What to produce> Look through the material below. Copy each line that contains the string "title".

Provided records>
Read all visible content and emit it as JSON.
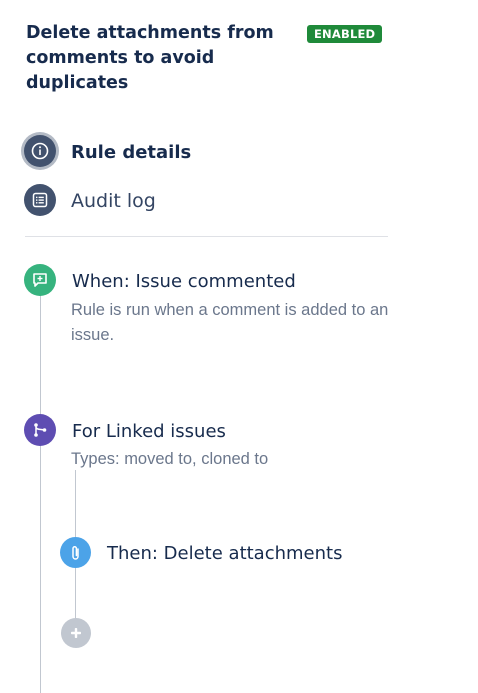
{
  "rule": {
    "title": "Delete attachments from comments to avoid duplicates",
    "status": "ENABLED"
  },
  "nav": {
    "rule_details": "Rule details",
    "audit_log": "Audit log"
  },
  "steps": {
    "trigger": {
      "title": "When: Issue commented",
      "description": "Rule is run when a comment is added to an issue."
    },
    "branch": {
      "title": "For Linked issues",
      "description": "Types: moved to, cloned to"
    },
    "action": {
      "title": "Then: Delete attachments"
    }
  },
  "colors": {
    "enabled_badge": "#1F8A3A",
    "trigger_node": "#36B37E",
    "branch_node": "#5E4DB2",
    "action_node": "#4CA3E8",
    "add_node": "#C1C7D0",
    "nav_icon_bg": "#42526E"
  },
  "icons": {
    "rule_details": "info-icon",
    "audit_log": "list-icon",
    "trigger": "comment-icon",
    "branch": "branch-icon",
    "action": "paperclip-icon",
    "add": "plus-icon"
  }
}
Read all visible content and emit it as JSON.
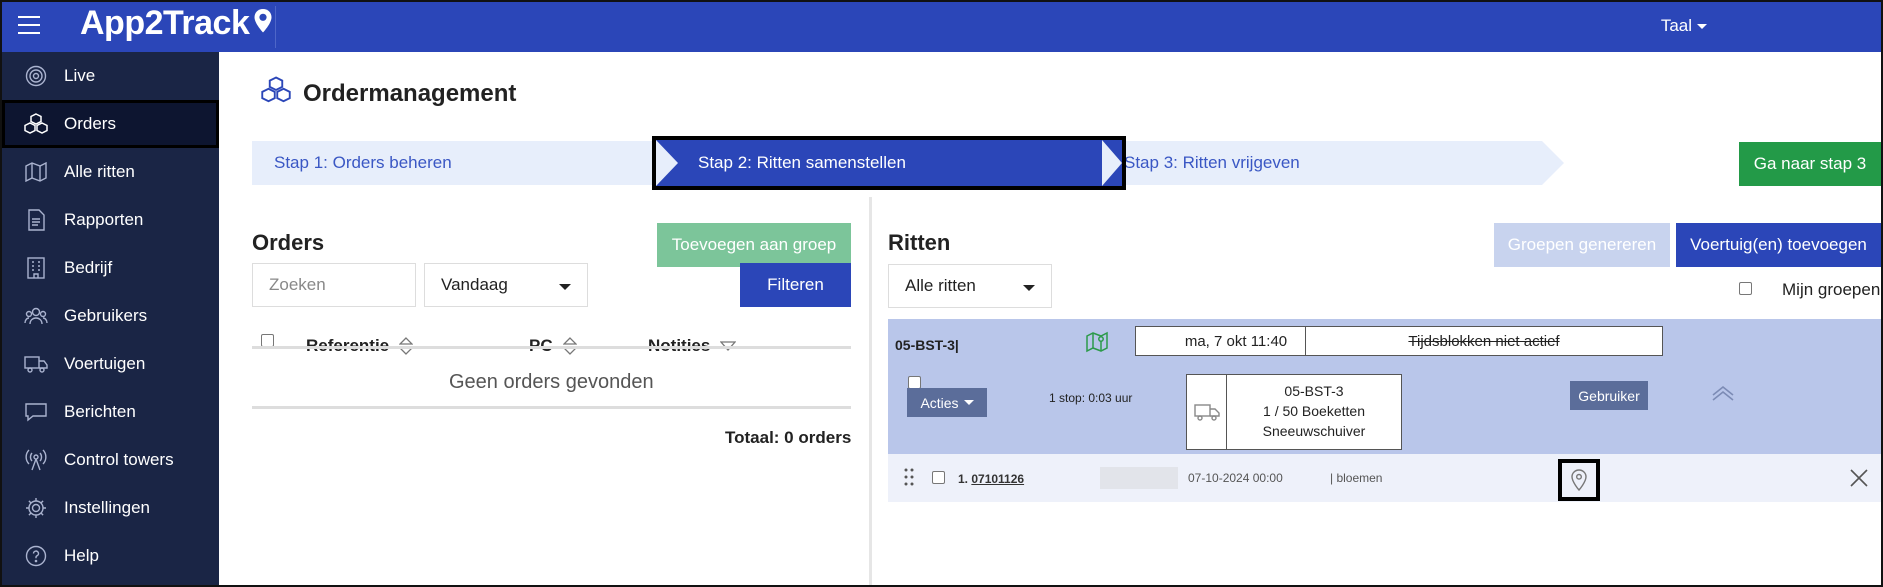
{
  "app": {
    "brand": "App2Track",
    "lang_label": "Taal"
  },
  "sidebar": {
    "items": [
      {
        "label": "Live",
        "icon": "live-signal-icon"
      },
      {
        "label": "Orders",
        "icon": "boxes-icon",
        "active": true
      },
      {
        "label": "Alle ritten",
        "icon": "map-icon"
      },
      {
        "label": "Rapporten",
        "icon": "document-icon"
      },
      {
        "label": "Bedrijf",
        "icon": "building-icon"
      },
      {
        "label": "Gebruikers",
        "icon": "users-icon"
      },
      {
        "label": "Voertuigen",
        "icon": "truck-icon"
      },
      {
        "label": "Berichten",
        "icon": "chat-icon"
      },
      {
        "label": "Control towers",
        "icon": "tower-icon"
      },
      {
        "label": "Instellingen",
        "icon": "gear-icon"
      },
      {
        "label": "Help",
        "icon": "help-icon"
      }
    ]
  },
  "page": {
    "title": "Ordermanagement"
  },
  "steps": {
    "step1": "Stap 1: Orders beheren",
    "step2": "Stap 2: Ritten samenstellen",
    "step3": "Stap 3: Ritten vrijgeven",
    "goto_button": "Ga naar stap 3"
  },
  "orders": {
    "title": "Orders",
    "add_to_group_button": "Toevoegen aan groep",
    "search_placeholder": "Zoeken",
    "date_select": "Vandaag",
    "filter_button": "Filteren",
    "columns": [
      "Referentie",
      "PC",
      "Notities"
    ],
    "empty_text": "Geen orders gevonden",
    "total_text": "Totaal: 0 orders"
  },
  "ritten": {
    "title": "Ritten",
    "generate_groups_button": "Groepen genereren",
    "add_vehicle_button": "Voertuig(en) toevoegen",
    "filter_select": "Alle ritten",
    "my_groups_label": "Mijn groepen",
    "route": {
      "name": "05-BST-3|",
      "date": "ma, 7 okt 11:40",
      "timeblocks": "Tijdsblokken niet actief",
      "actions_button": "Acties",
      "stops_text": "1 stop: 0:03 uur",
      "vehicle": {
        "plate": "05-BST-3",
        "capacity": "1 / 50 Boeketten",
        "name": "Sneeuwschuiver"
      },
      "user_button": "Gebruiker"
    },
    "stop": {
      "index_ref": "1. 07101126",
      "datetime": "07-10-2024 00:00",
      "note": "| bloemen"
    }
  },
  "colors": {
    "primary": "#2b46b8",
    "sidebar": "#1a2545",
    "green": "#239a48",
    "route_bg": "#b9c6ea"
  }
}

Exercise solution>
    "title": "Delete attachments from comments to avoid duplicates",
      "title": "When: Issue commented",
      "title": "For Linked issues",
      "title": "Then: Delete attachments"
    "title": "Ordermanagement"
    "title": "Orders",
    "title": "Ritten",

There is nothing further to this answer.